	private boolean m_isExecuting = false;
	private integer BatchSize = 0;
	
	public AccountTriggerHandler(boolean isExecuting, integer size){
		m_isExecuting = isExecuting;
		BatchSize = size;
	}
		
	public void OnBeforeInsert(Account[] newAccounts){
		//Example usage
		for(Account newAccount : newAccounts){
			if(newAccount.AnnualRevenue == null){
				newAccount.AnnualRevenue.addError('Missing annual revenue');
			}
		}
	}
	
	public void OnAfterInsert(Account[] newAccounts){
		
	}
	
	@future public static void OnAfterInsertAsync(Set<ID> newAccountIDs){
		//Example usage
		List<Account> newAccounts = [select Id, Name from Account where Id IN :newAccountIDs];
	}
	
	public void OnBeforeUpdate(Account[] oldAccounts, Account[] updatedAccounts, Map<ID, Account> accountMap){
		//Example Map usage
		Map<ID, Contact> contacts = new Map<ID, Contact>( [select Id, FirstName, LastName, Email from Contact where AccountId IN :accountMap.keySet()] );
	}
	
	public void OnAfterUpdate(Account[] oldAccounts, Account[] updatedAccounts, Map<ID, Account> accountMap){
		
	}
	
	@future public static void OnAfterUpdateAsync(Set<ID> updatedAccountIDs){
		List<Account> updatedAccounts = [select Id, Name from Account where Id IN :updatedAccountIDs];
	}
	
	public void OnBeforeDelete(Account[] accountsToDelete, Map<ID, Account> accountMap){
		
	}
	
	public void OnAfterDelete(Account[] deletedAccounts, Map<ID, Account> accountMap){
		
	}
	
	@future public static void OnAfterDeleteAsync(Set<ID> deletedAccountIDs){
		
	}
	
	public void OnUndelete(Account[] restoredAccounts){
		
	}
	
	public boolean IsTriggerContext{
		get{ return m_isExecuting;}
	}
	
	public boolean IsVisualforcePageContext{
		get{ return !IsTriggerContext;}
	}
	
	public boolean IsWebServiceContext{
		get{ return !IsTriggerContext;}
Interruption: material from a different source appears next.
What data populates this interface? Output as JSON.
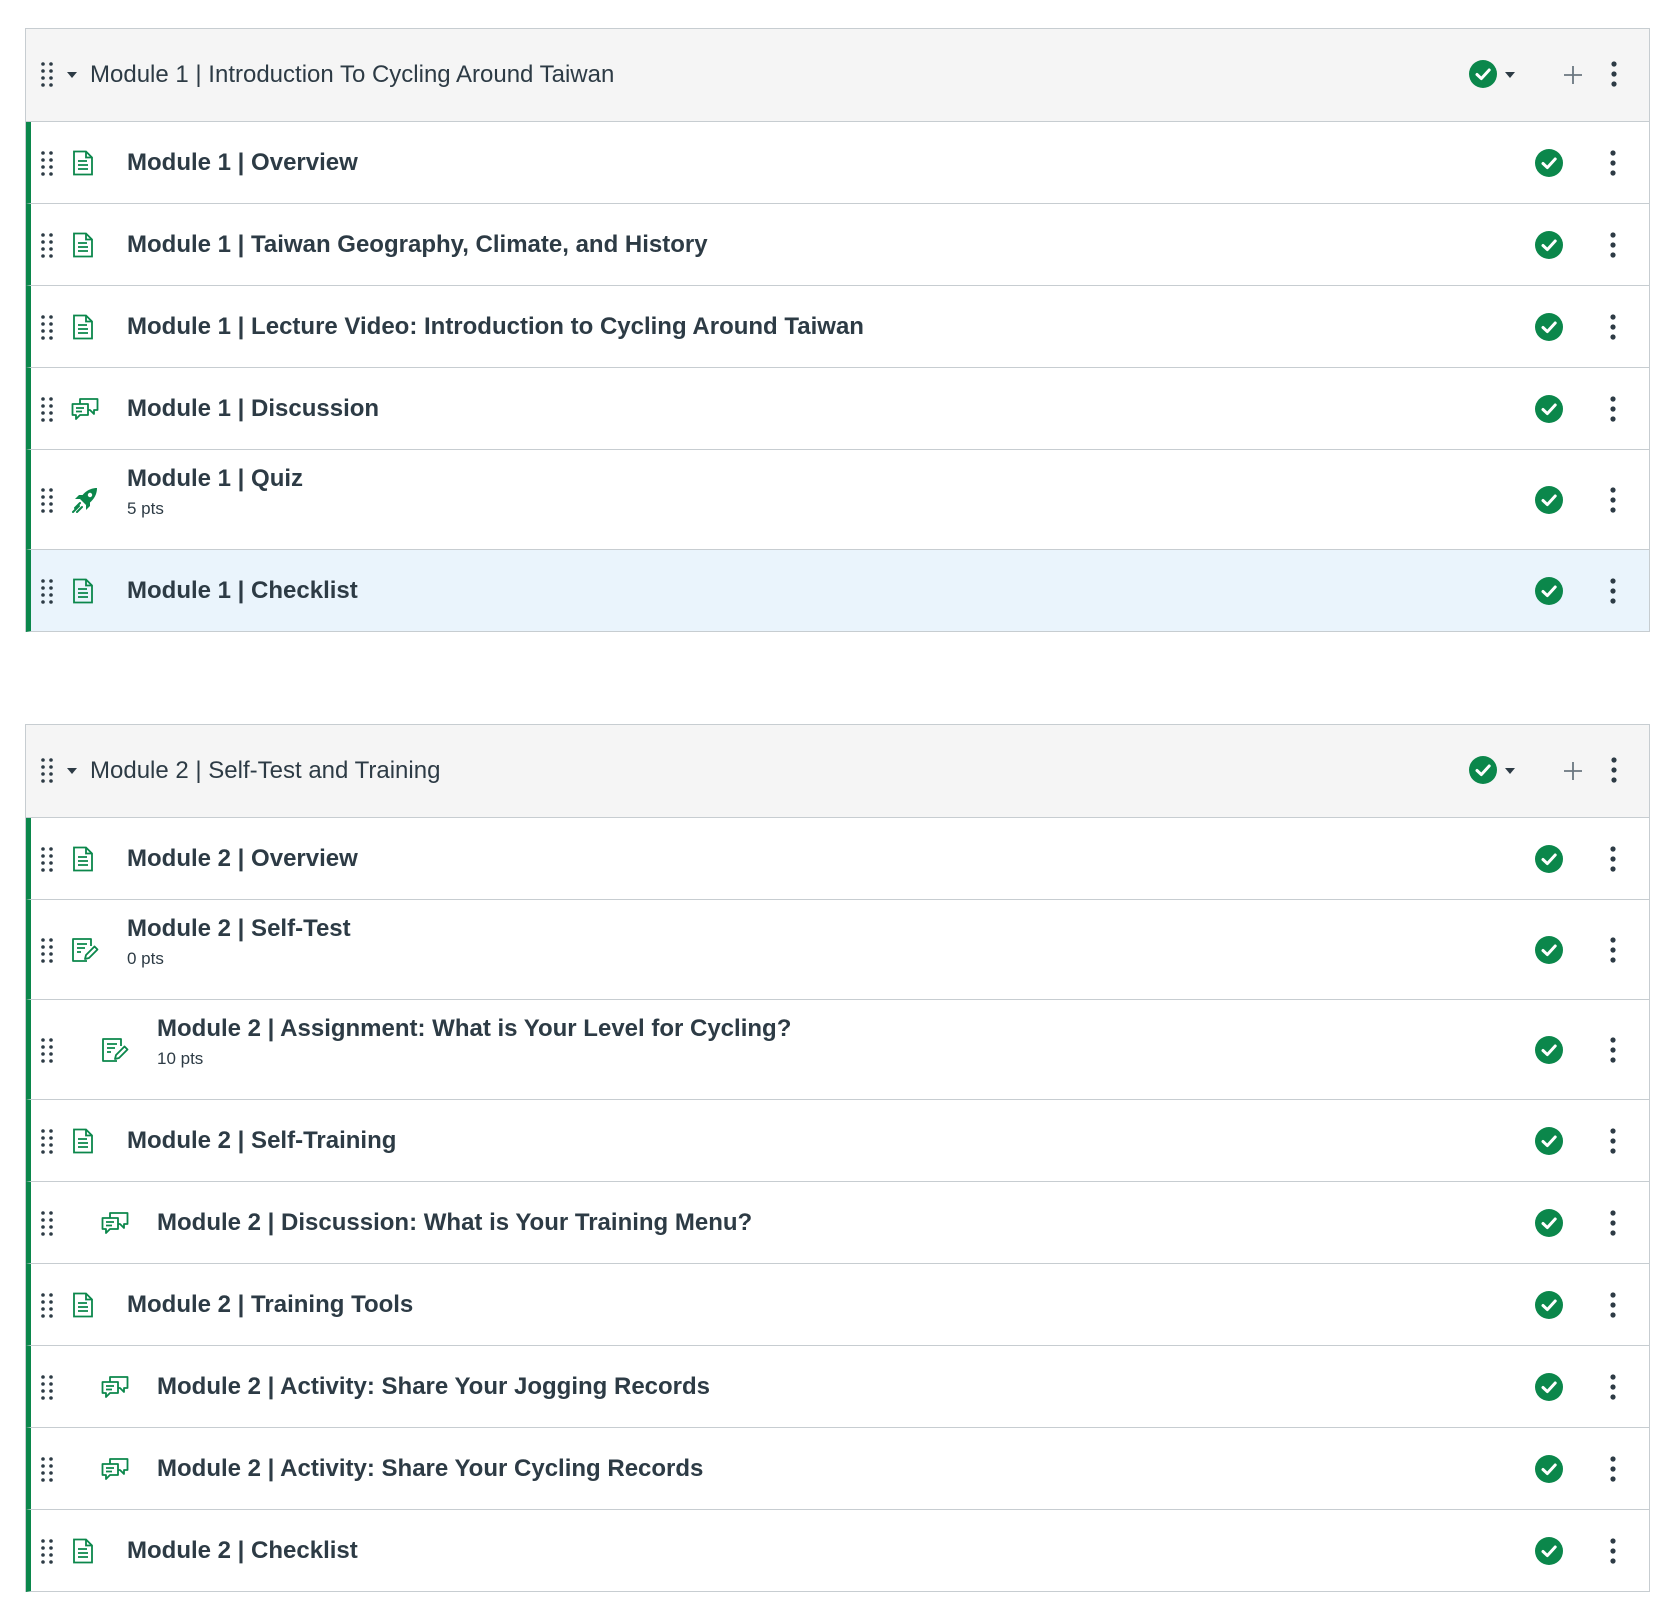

	}
	
	public boolean IsExecuteAnonymousContext{
		get{ return !IsTriggerContext;}
	}
}
Thursday, 08 July 2010 14:16:12 (Pacific Daylight Time, UTC-07:00)